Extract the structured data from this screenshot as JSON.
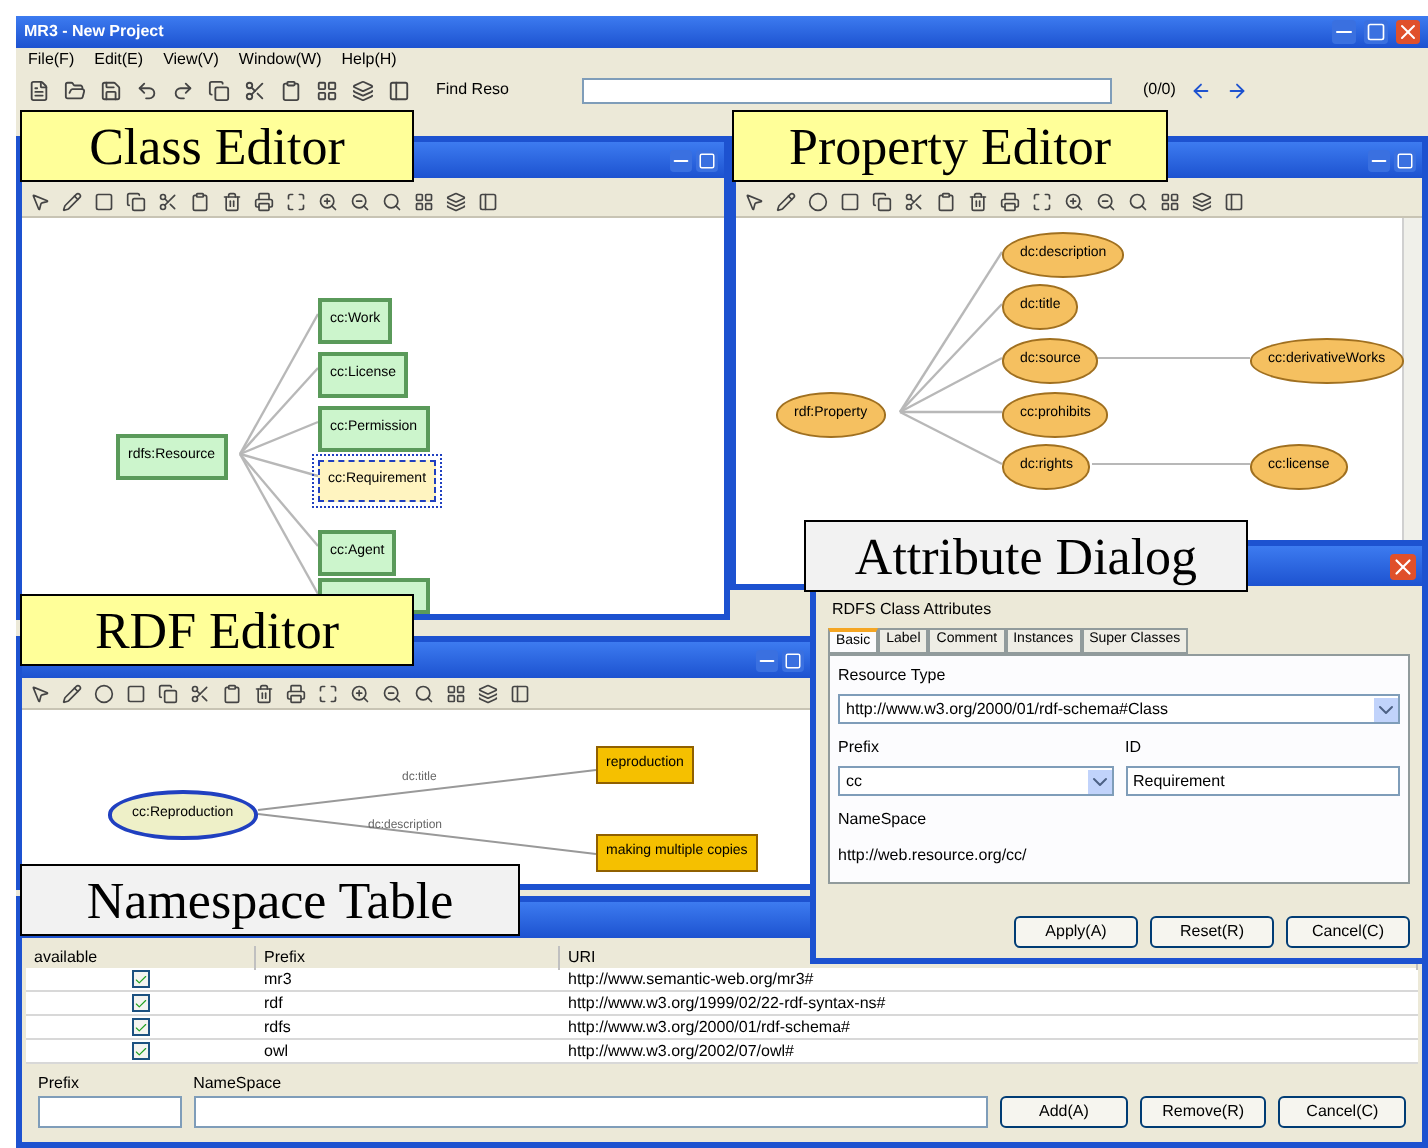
{
  "window": {
    "title": "MR3 - New Project"
  },
  "menu": [
    "File(F)",
    "Edit(E)",
    "View(V)",
    "Window(W)",
    "Help(H)"
  ],
  "toolbar": {
    "find_label": "Find Reso",
    "find_count": "(0/0)"
  },
  "class_editor": {
    "nodes": [
      {
        "label": "rdfs:Resource",
        "selected": false
      },
      {
        "label": "cc:Work",
        "selected": false
      },
      {
        "label": "cc:License",
        "selected": false
      },
      {
        "label": "cc:Permission",
        "selected": false
      },
      {
        "label": "cc:Requirement",
        "selected": true
      },
      {
        "label": "cc:Agent",
        "selected": false
      }
    ]
  },
  "property_editor": {
    "nodes": [
      "rdf:Property",
      "dc:description",
      "dc:title",
      "dc:source",
      "cc:prohibits",
      "dc:rights",
      "cc:derivativeWorks",
      "cc:license"
    ]
  },
  "rdf_editor": {
    "resource": {
      "label": "cc:Reproduction",
      "selected": true
    },
    "properties": [
      {
        "label": "dc:title",
        "value": "reproduction"
      },
      {
        "label": "dc:description",
        "value": "making multiple copies"
      }
    ]
  },
  "attribute_dialog": {
    "heading": "RDFS Class Attributes",
    "tabs": [
      {
        "label": "Basic",
        "selected": true
      },
      {
        "label": "Label",
        "selected": false
      },
      {
        "label": "Comment",
        "selected": false
      },
      {
        "label": "Instances",
        "selected": false
      },
      {
        "label": "Super Classes",
        "selected": false
      }
    ],
    "resource_type_label": "Resource Type",
    "resource_type": "http://www.w3.org/2000/01/rdf-schema#Class",
    "prefix_label": "Prefix",
    "prefix": "cc",
    "id_label": "ID",
    "id": "Requirement",
    "namespace_label": "NameSpace",
    "namespace": "http://web.resource.org/cc/",
    "buttons": [
      "Apply(A)",
      "Reset(R)",
      "Cancel(C)"
    ]
  },
  "namespace_table": {
    "columns": [
      "available",
      "Prefix",
      "URI"
    ],
    "rows": [
      {
        "available": true,
        "prefix": "mr3",
        "uri": "http://www.semantic-web.org/mr3#"
      },
      {
        "available": true,
        "prefix": "rdf",
        "uri": "http://www.w3.org/1999/02/22-rdf-syntax-ns#"
      },
      {
        "available": true,
        "prefix": "rdfs",
        "uri": "http://www.w3.org/2000/01/rdf-schema#"
      },
      {
        "available": true,
        "prefix": "owl",
        "uri": "http://www.w3.org/2002/07/owl#"
      }
    ],
    "prefix_label": "Prefix",
    "namespace_label": "NameSpace",
    "buttons": [
      "Add(A)",
      "Remove(R)",
      "Cancel(C)"
    ]
  },
  "annotations": [
    {
      "text": "Class Editor",
      "color": "#ffff99"
    },
    {
      "text": "Property Editor",
      "color": "#ffff99"
    },
    {
      "text": "Attribute Dialog",
      "color": "#f2f2f2"
    },
    {
      "text": "RDF Editor",
      "color": "#ffff99"
    },
    {
      "text": "Namespace Table",
      "color": "#f2f2f2"
    }
  ]
}
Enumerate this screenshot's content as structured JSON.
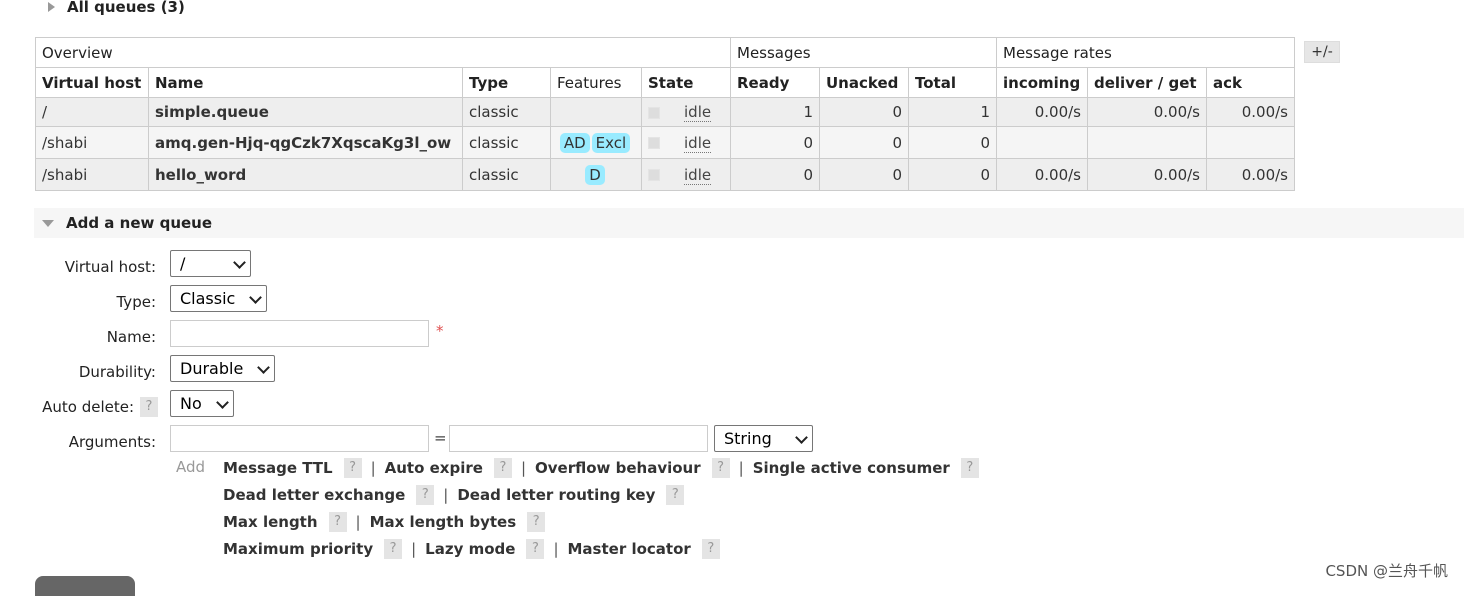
{
  "all_queues": {
    "label": "All queues (3)"
  },
  "table": {
    "groups": {
      "overview": "Overview",
      "messages": "Messages",
      "message_rates": "Message rates"
    },
    "columns": {
      "virtual_host": "Virtual host",
      "name": "Name",
      "type": "Type",
      "features": "Features",
      "state": "State",
      "ready": "Ready",
      "unacked": "Unacked",
      "total": "Total",
      "incoming": "incoming",
      "deliver_get": "deliver / get",
      "ack": "ack"
    },
    "plus_minus": "+/-",
    "rows": [
      {
        "vhost": "/",
        "name": "simple.queue",
        "type": "classic",
        "features": [],
        "state": "idle",
        "ready": "1",
        "unacked": "0",
        "total": "1",
        "incoming": "0.00/s",
        "deliver_get": "0.00/s",
        "ack": "0.00/s"
      },
      {
        "vhost": "/shabi",
        "name": "amq.gen-Hjq-qgCzk7XqscaKg3l_ow",
        "type": "classic",
        "features": [
          "AD",
          "Excl"
        ],
        "state": "idle",
        "ready": "0",
        "unacked": "0",
        "total": "0",
        "incoming": "",
        "deliver_get": "",
        "ack": ""
      },
      {
        "vhost": "/shabi",
        "name": "hello_word",
        "type": "classic",
        "features": [
          "D"
        ],
        "state": "idle",
        "ready": "0",
        "unacked": "0",
        "total": "0",
        "incoming": "0.00/s",
        "deliver_get": "0.00/s",
        "ack": "0.00/s"
      }
    ]
  },
  "add_queue": {
    "title": "Add a new queue",
    "labels": {
      "virtual_host": "Virtual host:",
      "type": "Type:",
      "name": "Name:",
      "durability": "Durability:",
      "auto_delete": "Auto delete:",
      "arguments": "Arguments:"
    },
    "values": {
      "virtual_host": "/",
      "type": "Classic",
      "durability": "Durable",
      "auto_delete": "No",
      "arg_type": "String"
    },
    "required_mark": "*",
    "help_mark": "?",
    "equals": "=",
    "add_label": "Add",
    "separator": "|",
    "arg_links": {
      "message_ttl": "Message TTL",
      "auto_expire": "Auto expire",
      "overflow_behaviour": "Overflow behaviour",
      "single_active_consumer": "Single active consumer",
      "dead_letter_exchange": "Dead letter exchange",
      "dead_letter_routing_key": "Dead letter routing key",
      "max_length": "Max length",
      "max_length_bytes": "Max length bytes",
      "maximum_priority": "Maximum priority",
      "lazy_mode": "Lazy mode",
      "master_locator": "Master locator"
    }
  },
  "watermark": "CSDN @兰舟千帆"
}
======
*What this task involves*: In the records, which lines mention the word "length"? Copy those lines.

*Solved exercise*:
      "max_length": "Max length",
      "max_length_bytes": "Max length bytes",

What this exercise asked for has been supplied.